[WHAT IS NEEDED]
Copy each line in the data below that contains the word "WAIT".

[GIVEN INFORMATION]

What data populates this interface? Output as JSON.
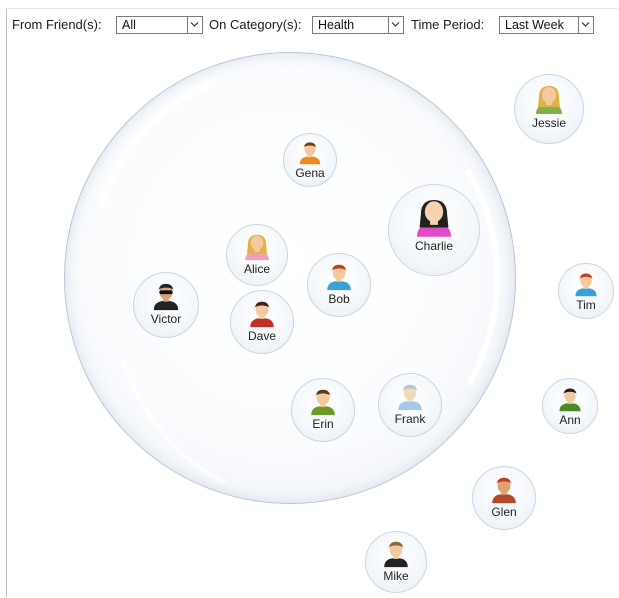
{
  "toolbar": {
    "from_friends_label": "From Friend(s):",
    "from_friends_value": "All",
    "category_label": "On Category(s):",
    "category_value": "Health",
    "time_period_label": "Time Period:",
    "time_period_value": "Last Week"
  },
  "friends": [
    {
      "name": "Jessie"
    },
    {
      "name": "Gena"
    },
    {
      "name": "Charlie"
    },
    {
      "name": "Alice"
    },
    {
      "name": "Bob"
    },
    {
      "name": "Victor"
    },
    {
      "name": "Dave"
    },
    {
      "name": "Tim"
    },
    {
      "name": "Erin"
    },
    {
      "name": "Frank"
    },
    {
      "name": "Ann"
    },
    {
      "name": "Glen"
    },
    {
      "name": "Mike"
    }
  ],
  "colors": {
    "bubble_border": "#b9c6d3",
    "node_border": "#c9d6e3",
    "dropdown_border": "#7a7a7a"
  },
  "icons": [
    "chevron-down-icon",
    "person-avatar-icon"
  ]
}
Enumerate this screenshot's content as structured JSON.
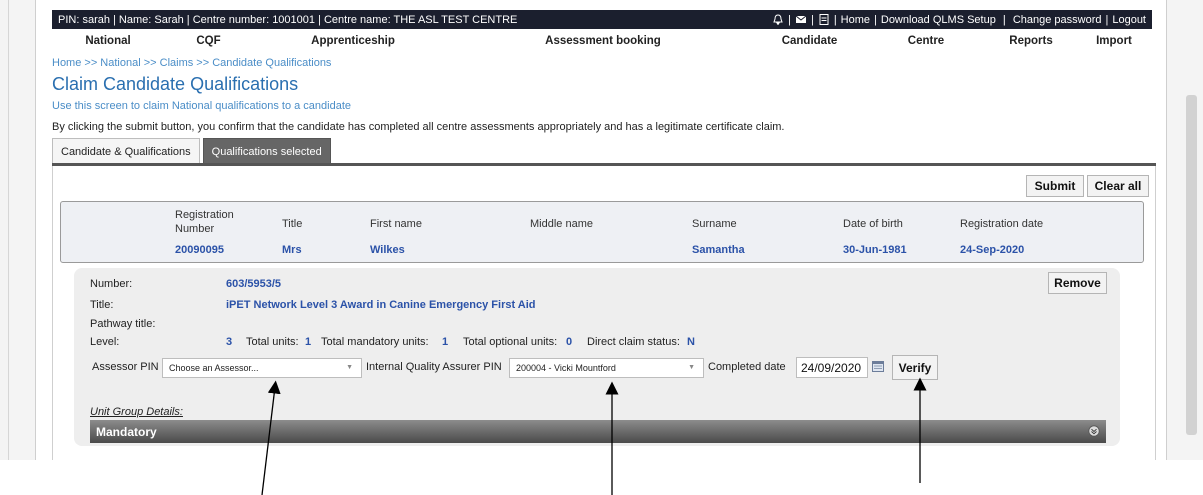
{
  "topbar": {
    "user_info": "PIN: sarah | Name: Sarah | Centre number: 1001001 | Centre name: THE ASL TEST CENTRE",
    "links": [
      "Home",
      "Download QLMS Setup",
      "Change password",
      "Logout"
    ],
    "icons": [
      "bell-icon",
      "mail-icon",
      "document-icon"
    ]
  },
  "nav": {
    "items": [
      "National",
      "CQF",
      "Apprenticeship",
      "Assessment booking",
      "Candidate",
      "Centre",
      "Reports",
      "Import"
    ]
  },
  "breadcrumb": "Home >> National >> Claims >> Candidate Qualifications",
  "page": {
    "title": "Claim Candidate Qualifications",
    "subtitle": "Use this screen to claim National qualifications to a candidate",
    "confirm_text": "By clicking the submit button, you confirm that the candidate has completed all centre assessments appropriately and has a legitimate certificate claim."
  },
  "tabs": [
    {
      "label": "Candidate & Qualifications",
      "active": false
    },
    {
      "label": "Qualifications selected",
      "active": true
    }
  ],
  "actions": {
    "submit": "Submit",
    "clear_all": "Clear all"
  },
  "candidate": {
    "headers": {
      "registration_number": "Registration Number",
      "title": "Title",
      "first_name": "First name",
      "middle_name": "Middle name",
      "surname": "Surname",
      "dob": "Date of birth",
      "registration_date": "Registration date"
    },
    "values": {
      "registration_number": "20090095",
      "title": "Mrs",
      "first_name": "Wilkes",
      "middle_name": "",
      "surname": "Samantha",
      "dob": "30-Jun-1981",
      "registration_date": "24-Sep-2020"
    }
  },
  "qualification": {
    "labels": {
      "number": "Number:",
      "title": "Title:",
      "pathway": "Pathway title:",
      "level": "Level:",
      "total_units": "Total units:",
      "mandatory_units": "Total mandatory units:",
      "optional_units": "Total optional units:",
      "direct_claim": "Direct claim status:"
    },
    "number": "603/5953/5",
    "title": "iPET Network Level 3 Award in Canine Emergency First Aid",
    "pathway": "",
    "level": "3",
    "total_units": "1",
    "mandatory_units": "1",
    "optional_units": "0",
    "direct_claim": "N",
    "remove_label": "Remove"
  },
  "claim_form": {
    "assessor_label": "Assessor PIN",
    "assessor_value": "Choose an Assessor...",
    "iqa_label": "Internal Quality Assurer PIN",
    "iqa_value": "200004 - Vicki Mountford",
    "completed_label": "Completed date",
    "completed_value": "24/09/2020",
    "verify_label": "Verify"
  },
  "unit_group": {
    "heading": "Unit Group Details:",
    "mandatory_label": "Mandatory"
  },
  "colors": {
    "topbar_bg": "#1b1f2e",
    "link_blue": "#4a8dc7",
    "value_blue": "#2b52a8",
    "tab_active": "#666666"
  }
}
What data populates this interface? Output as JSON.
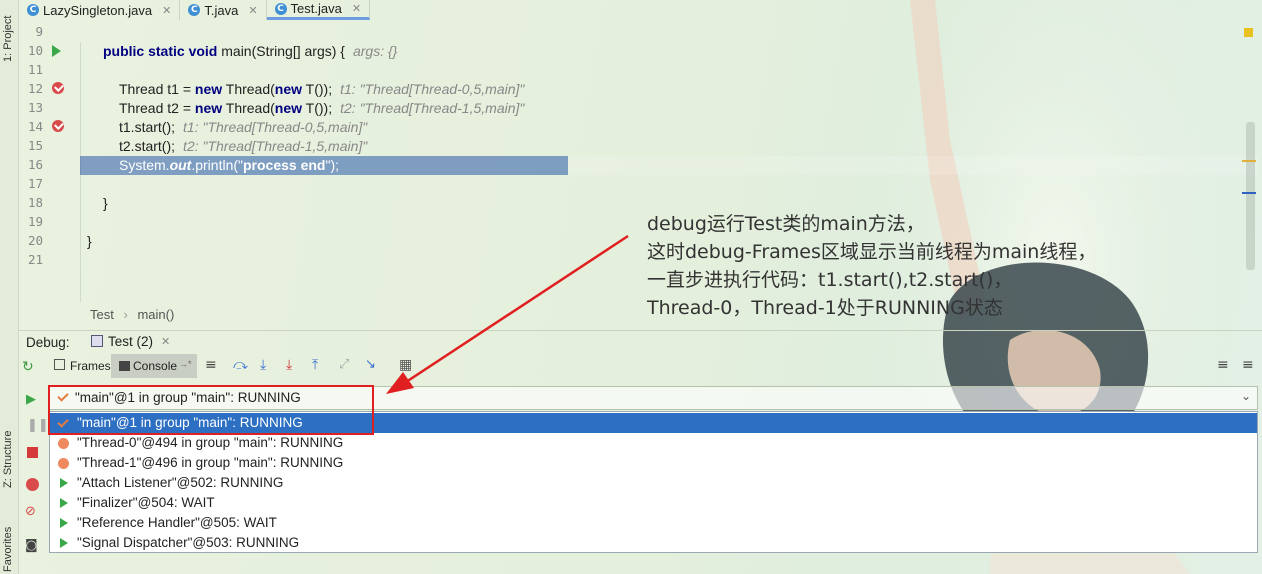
{
  "strip": {
    "project": "1: Project",
    "structure": "Z: Structure",
    "favorites": "Favorites"
  },
  "tabs": [
    {
      "label": "LazySingleton.java",
      "icon": "c-class-icon"
    },
    {
      "label": "T.java",
      "icon": "c-class-icon"
    },
    {
      "label": "Test.java",
      "icon": "c-class-icon",
      "active": true
    }
  ],
  "editor": {
    "line_numbers": [
      "9",
      "10",
      "11",
      "12",
      "13",
      "14",
      "15",
      "16",
      "17",
      "18",
      "19",
      "20",
      "21"
    ],
    "l10": {
      "kw": "public static void",
      "rest": " main(String[] args) {",
      "hint": "args: {}"
    },
    "l12": {
      "a": "Thread t1 = ",
      "kw1": "new",
      "b": " Thread(",
      "kw2": "new",
      "c": " T());",
      "hint": "t1: \"Thread[Thread-0,5,main]\""
    },
    "l13": {
      "a": "Thread t2 = ",
      "kw1": "new",
      "b": " Thread(",
      "kw2": "new",
      "c": " T());",
      "hint": "t2: \"Thread[Thread-1,5,main]\""
    },
    "l14": {
      "code": "t1.start();",
      "hint": "t1: \"Thread[Thread-0,5,main]\""
    },
    "l15": {
      "code": "t2.start();",
      "hint": "t2: \"Thread[Thread-1,5,main]\""
    },
    "l16": {
      "a": "System.",
      "b": "out",
      "c": ".println(\"",
      "d": "process end",
      "e": "\");"
    },
    "l18": "}",
    "l20": "}"
  },
  "breadcrumb": {
    "cls": "Test",
    "sep": "›",
    "method": "main()"
  },
  "debug": {
    "label": "Debug:",
    "session": "Test (2)",
    "frames_tab": "Frames",
    "console_tab": "Console",
    "console_suffix": "→*"
  },
  "thread_combo": "\"main\"@1 in group \"main\": RUNNING",
  "threads": [
    {
      "text": "\"main\"@1 in group \"main\": RUNNING",
      "state": "current"
    },
    {
      "text": "\"Thread-0\"@494 in group \"main\": RUNNING",
      "state": "dot"
    },
    {
      "text": "\"Thread-1\"@496 in group \"main\": RUNNING",
      "state": "dot"
    },
    {
      "text": "\"Attach Listener\"@502: RUNNING",
      "state": "play"
    },
    {
      "text": "\"Finalizer\"@504: WAIT",
      "state": "play"
    },
    {
      "text": "\"Reference Handler\"@505: WAIT",
      "state": "play"
    },
    {
      "text": "\"Signal Dispatcher\"@503: RUNNING",
      "state": "play"
    }
  ],
  "annotation": [
    "debug运行Test类的main方法，",
    "这时debug-Frames区域显示当前线程为main线程，",
    "一直步进执行代码：t1.start(),t2.start()，",
    "Thread-0，Thread-1处于RUNNING状态"
  ],
  "colors": {
    "selection": "#2d6fc2",
    "annotation_red": "#e02020",
    "keyword": "#000080"
  }
}
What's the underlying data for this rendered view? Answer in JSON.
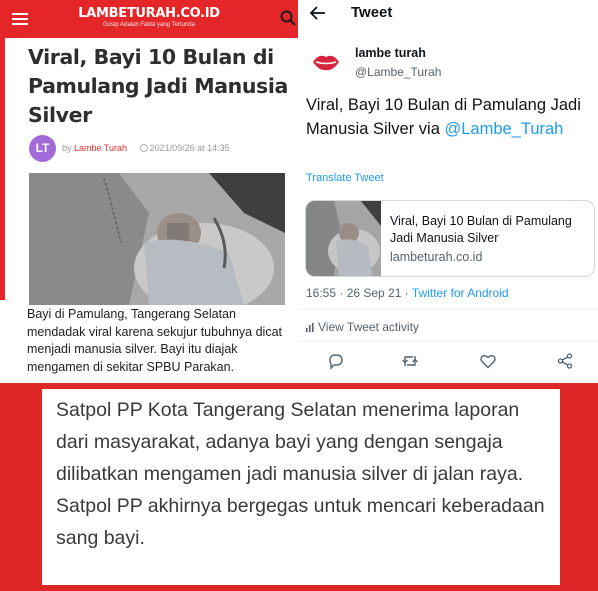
{
  "article": {
    "site_logo": "LAMBETURAH.CO.ID",
    "site_tagline": "Gosip Adalah Fakta yang Tertunda",
    "title": "Viral, Bayi 10 Bulan di Pamulang Jadi Manusia Silver",
    "author_initials": "LT",
    "byline_prefix": "by",
    "author": "Lambe Turah",
    "date": "2021/09/26 at 14:35",
    "body": "Bayi di Pamulang, Tangerang Selatan mendadak viral karena sekujur tubuhnya dicat menjadi manusia silver. Bayi itu diajak mengamen di sekitar SPBU Parakan."
  },
  "tweet": {
    "topbar_title": "Tweet",
    "display_name": "lambe turah",
    "handle": "@Lambe_Turah",
    "text": "Viral, Bayi 10 Bulan di Pamulang Jadi Manusia Silver via",
    "mention": "@Lambe_Turah",
    "translate": "Translate Tweet",
    "card_title": "Viral, Bayi 10 Bulan di Pamulang Jadi Manusia Silver",
    "card_domain": "lambeturah.co.id",
    "timestamp": "16:55 · 26 Sep 21 · ",
    "app": "Twitter for Android",
    "activity": "View Tweet activity"
  },
  "quote": {
    "text": "Satpol PP Kota Tangerang Selatan menerima laporan dari masyarakat, adanya bayi yang dengan sengaja dilibatkan mengamen jadi manusia silver di jalan raya. Satpol PP akhirnya bergegas untuk mencari keberadaan sang bayi."
  },
  "colors": {
    "brand_red": "#e52629",
    "twitter_blue": "#1d9bf0",
    "avatar_purple": "#a26bd7"
  },
  "icons": [
    "menu-icon",
    "search-icon",
    "clock-icon",
    "back-arrow-icon",
    "lips-logo-icon",
    "bar-chart-icon",
    "reply-icon",
    "retweet-icon",
    "like-icon",
    "share-icon"
  ]
}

[FINISHED EXERCISE]
      "text": "\"Finalizer\"@504: WAIT",
      "text": "\"Reference Handler\"@505: WAIT",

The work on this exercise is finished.